If no other participant places a bid, you win that auction lot for $101 dollars.

If another auction participant places a bid of $110 dollars, the system will subsequently place a bid of $111 dollars on your behalf. The system will continue to bid in $1.00 dollar increments until your maximum bid of $120 dollars is exceeded.

If another auction participant places a bid for $125 dollars, the auction lot price will display $121 dollars having exceeded your previously submitted maximum bid by $1.00 dollar.

Buyer's Premium

All bids are subject to a Buyer's Premium which is in addition to the placed successful bid. The following rate of Buyer's Premium will be added to the Hammer Price of each Lot that you purchase:

Twenty-Two Percent (22%) of the Hammer Price

United Kingdom. A General Service Medal with Fort Detroit Clasp to Pte. John Smelsor, 1812

Military General Service Medal, in silver, naming has been period corrected as J. SMELSOR is engraved while CANADN MILITIA. is impressed, worn on original ribbon with FORT DETROIT clasp, dark patina small edge bruises, in very fine condition.

 

Footnote: The War of 1812 occurred over a two-year period between the United States and Great Britain. The origins of this war were largely due to shipping restrictions sparked by the Napoleonic Wars in Europe. The battles took place in Upper Canada, Lower Canada, on the Great Lakes and the Atlantic, and in the United States.

In 1807, tensions exploded with a Maritime confrontation between the USS Chesapeake and the HMS Leopard.

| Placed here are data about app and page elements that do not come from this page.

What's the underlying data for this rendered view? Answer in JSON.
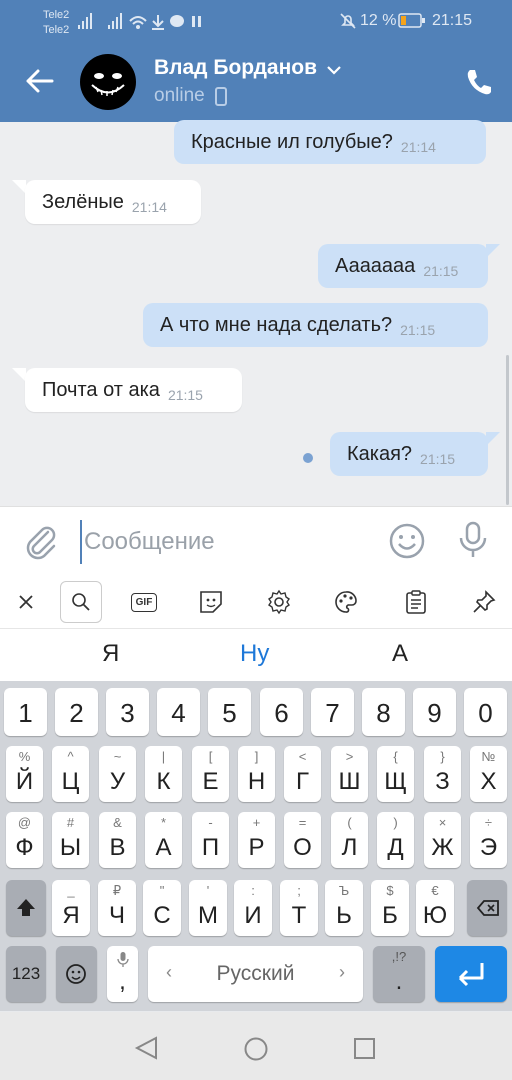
{
  "status_bar": {
    "carrier1": "Tele2",
    "carrier2": "Tele2",
    "battery_text": "12 %",
    "time": "21:15"
  },
  "header": {
    "contact_name": "Влад Борданов",
    "contact_status": "online"
  },
  "messages": [
    {
      "text": "Красные ил голубые?",
      "time": "21:14",
      "dir": "out"
    },
    {
      "text": "Зелёные",
      "time": "21:14",
      "dir": "in"
    },
    {
      "text": "Аааааaa",
      "time": "21:15",
      "dir": "out"
    },
    {
      "text": "А что мне нада сделать?",
      "time": "21:15",
      "dir": "out"
    },
    {
      "text": "Почта от ака",
      "time": "21:15",
      "dir": "in"
    },
    {
      "text": "Какая?",
      "time": "21:15",
      "dir": "out"
    }
  ],
  "composer": {
    "placeholder": "Сообщение"
  },
  "keyboard_toolbar": {
    "gif_label": "GIF"
  },
  "suggestions": [
    {
      "text": "Я",
      "highlight": false
    },
    {
      "text": "Ну",
      "highlight": true
    },
    {
      "text": "А",
      "highlight": false
    }
  ],
  "keyboard": {
    "digits": [
      "1",
      "2",
      "3",
      "4",
      "5",
      "6",
      "7",
      "8",
      "9",
      "0"
    ],
    "row1": [
      {
        "m": "Й",
        "s": "%"
      },
      {
        "m": "Ц",
        "s": "^"
      },
      {
        "m": "У",
        "s": "~"
      },
      {
        "m": "К",
        "s": "|"
      },
      {
        "m": "Е",
        "s": "["
      },
      {
        "m": "Н",
        "s": "]"
      },
      {
        "m": "Г",
        "s": "<"
      },
      {
        "m": "Ш",
        "s": ">"
      },
      {
        "m": "Щ",
        "s": "{"
      },
      {
        "m": "З",
        "s": "}"
      },
      {
        "m": "Х",
        "s": "№"
      }
    ],
    "row2": [
      {
        "m": "Ф",
        "s": "@"
      },
      {
        "m": "Ы",
        "s": "#"
      },
      {
        "m": "В",
        "s": "&"
      },
      {
        "m": "А",
        "s": "*"
      },
      {
        "m": "П",
        "s": "-"
      },
      {
        "m": "Р",
        "s": "+"
      },
      {
        "m": "О",
        "s": "="
      },
      {
        "m": "Л",
        "s": "("
      },
      {
        "m": "Д",
        "s": ")"
      },
      {
        "m": "Ж",
        "s": "×"
      },
      {
        "m": "Э",
        "s": "÷"
      }
    ],
    "row3": [
      {
        "m": "Я",
        "s": "_"
      },
      {
        "m": "Ч",
        "s": "₽"
      },
      {
        "m": "С",
        "s": "\""
      },
      {
        "m": "М",
        "s": "'"
      },
      {
        "m": "И",
        "s": ":"
      },
      {
        "m": "Т",
        "s": ";"
      },
      {
        "m": "Ь",
        "s": "Ъ"
      },
      {
        "m": "Б",
        "s": "$"
      },
      {
        "m": "Ю",
        "s": "€"
      }
    ],
    "sym_label": "123",
    "comma": ",",
    "space_label": "Русский",
    "period": ".",
    "period_sub": ",!?"
  },
  "colors": {
    "header": "#5181b8",
    "outgoing_bubble": "#cce0f7",
    "enter_key": "#1e88e5"
  }
}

This may have been resolved with diplomacy, but instead war broke out. The Americans were motivated by Anglophobia, nationalism and the sentiment that Canada would be an easy territorial gain. War was a form of retaliation against Britain for the economic distress and what was interpreted as British support of the First Nations in resisting American expansion into the West. On June 18 1812, President Madison declared war against Great Britain.

Unbeknownst to the Americans, Upper Canada was better prepared than the Americans expected, largely because of the preparation of Major General Sir Isaac Brock, administrator of Upper Canada. These preparations included reinforcing fortifications, training militia units, and developing alliances with the First Nations.

On July 17, the British went on the offensive, capturing a key American post at Michilimackinac Island without any bloodshed. Meanwhile, an American force led by General William Hull had crossed from Detroit into Canada. When Brock marched men from York to face the invasion, they discovered the Americans had already withdrawn back to Detroit. Brock, backed by the great Shawnee chief Tecumseh, demanded that Hull surrender Detroit. The summons was rejected, and the British battery opened fire on the American fort. Roughly 530 First Nations warriors went across the river at night, and the British followed with 300 regulars, 30 Royal Artillery, 400 militia and 70 Grand River Iroquois in the daytime. On August 16, the forces marched up the road. A white flag appeared at 10am, but the American loss was still considerable: roughly 2188 men, 39 guns, a great deal of shot, flint, powder and supplies along with an unfinished ship later named Detroit. For the loss, General Hull was court martialled and condemned to death, although the sentence was commuted.

The war raged on, with other notable battles taking place at Queenston Heights, Crysler’s Farm, and Lundy Lane. Ultimately, the war was concluded with the Treaty of Ghent which was signed on Christmas Eve on 1814.

The 1812 Medal Roll identifies Private John Smilzer in the York Militia receiving the General Service Medal during the War of 1812. LAC records can be found in Volume 1202, Page 8, Microfilm Reel C-3519, Reference RG8, Item Number: 30136.

Back To Top